The acting U.S. Attorney in Albuquerque will hear out local black leaders and their concerns over a massive, 2016 undercover sting operation that “sent shockwaves” through the city’s black community. Acting U.S. Attorney James Tierney agreed to meet in a July 11 letter to the local chapter of the National Association for the Advancement of Colored People (NAACP) and the grassroots Sankofa Men’s Leadership Exchange. The groups’ leadership contacted Tierney after a series of stories by New Mexico In Depth that examined the operation conducted by the federal bureau of Alcohol Tobacco Firearms and Explosives (ATF). This story originally appeared at New Mexico In Depth and is reprinted with permission. The operation scooped up 28 African Americans — out of 103 arrested — or 27 percent, an “alarming” statistic, Dr. Harold Bailey noted in the NAACP’s letter.
Black community leaders and citizens want to know who invited out-of-town federal agents and informants into Albuquerque and how the decision was made to focus an undercover sting operation on an impoverished, largely minority section of the city, netting a highly disproportionate number of black defendants. They plan to put those and other questions into a letter to the federal bureau of Alcohol Tobacco Firearms and Explosives (ATF) and the U.S. Attorney’s Office. “We want to know exactly what happened and why,” said Patrick Barrett, a member of the two organizations drafting the letter — the local chapter of the National Association for the Advancement of Colored People (NAACP) and the Sankofa Men’s Leadership Exchange, a grassroots organization of black men. This story originally appeared at New Mexico In Depth and is reprinted with permission. Barrett and others interviewed for this story were reacting to a NMID investigation of the sting published last month.
One of the men who helped the federal bureau of Alcohol Tobacco Firearms and Explosives (ATF) search for potential targets in a sweeping undercover drug and gun sting operation in Albuquerque last year is paid an $80,000 annual salary, court filings show. The man appears to have been released early from a 10-year federal prison sentence and goes “around the country with his handlers creating crime for the government to prosecute” as a ‘“confidential informant,” the documents say. Related: Feds’ sting ensnared many ABQ blacks, not ‘worst of the worst’

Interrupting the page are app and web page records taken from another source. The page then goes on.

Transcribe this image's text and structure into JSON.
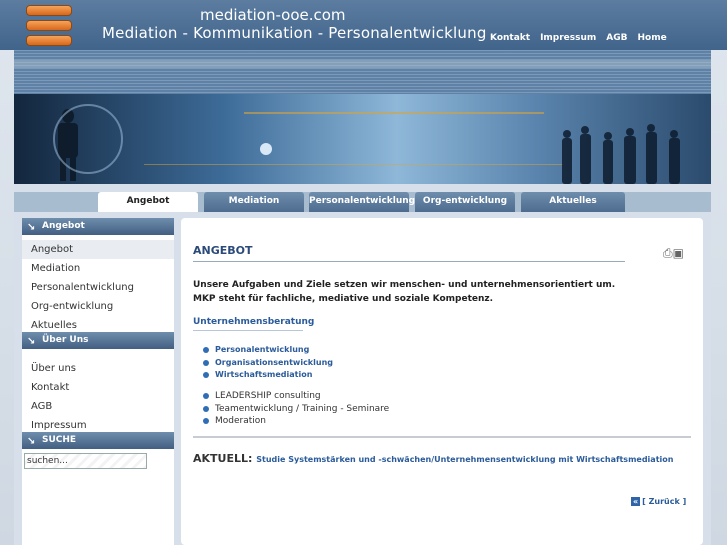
{
  "header": {
    "site": "mediation-ooe.com",
    "slogan": "Mediation - Kommunikation - Personalentwicklung",
    "nav": [
      "Kontakt",
      "Impressum",
      "AGB",
      "Home"
    ]
  },
  "tabs": [
    "Angebot",
    "Mediation",
    "Personalentwicklung",
    "Org-entwicklung",
    "Aktuelles"
  ],
  "sidebar": {
    "sections": [
      {
        "title": "Angebot",
        "items": [
          "Angebot",
          "Mediation",
          "Personalentwicklung",
          "Org-entwicklung",
          "Aktuelles"
        ]
      },
      {
        "title": "Über Uns",
        "items": [
          "Über uns",
          "Kontakt",
          "AGB",
          "Impressum"
        ]
      }
    ],
    "search_title": "SUCHE",
    "search_value": "suchen..."
  },
  "content": {
    "title": "ANGEBOT",
    "intro": [
      "Unsere Aufgaben und Ziele setzen wir menschen- und unternehmensorientiert um.",
      "MKP steht für fachliche, mediative und soziale Kompetenz."
    ],
    "subheading": "Unternehmensberatung",
    "list1": [
      "Personalentwicklung",
      "Organisationsentwicklung",
      "Wirtschaftsmediation"
    ],
    "list2": [
      "LEADERSHIP consulting",
      "Teamentwicklung / Training  - Seminare",
      "Moderation"
    ],
    "aktuell_label": "AKTUELL:",
    "aktuell_link": "Studie Systemstärken und -schwächen/Unternehmensentwicklung mit Wirtschaftsmediation",
    "back": "[ Zurück ]"
  }
}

Another informant ATF brought to Albuquerque for the operation is paid $1,400 a week plus occasional “bonuses,” he said under oath, according to a recording from a state court hearing obtained by New Mexico In Depth. He did not say what the bonuses were for. That informant considers working for the ATF his full-time job.
For three days Yusef Casanova hunted for methamphetamine and a gun. On June 4, 2016, a friend met a man in the heart of a hardscrabble area of Albuquerque pocked with pawn shops but dotted with well-loved front yards. They stood outside the Allsup’s convenience store at Zuni Road and Kentucky Street SE. The stranger wanted meth, firearms; the friend brought Casanova in. Like Casanova and his friend, the man was black.
After a year of “stonewalling” by federal law enforcement officials, U.S. Rep. Michelle Lujan Grisham is calling for congressional hearings to get to the bottom of why a man who allegedly shot an Albuquerque police officer to death in 2015 was still on the streets at the time. The fourth-year congresswoman, an Albuquerque-based Democrat who is running for governor of New Mexico, also vowed to sponsor a bill that would require the Bureau of Alcohol Tobacco Firearms and Explosives (ATF) and other agencies to make regular reports to Congress on their policies for undercover operations and those operations’ outcomes once they’re closed. This piece originally appeared at New Mexico In Depth and appears on NM Political Report with permission. Lujan Grisham laid out her plans in an interview with New Mexico In Depth after a town hall meeting in Albuquerque on Feb. 25.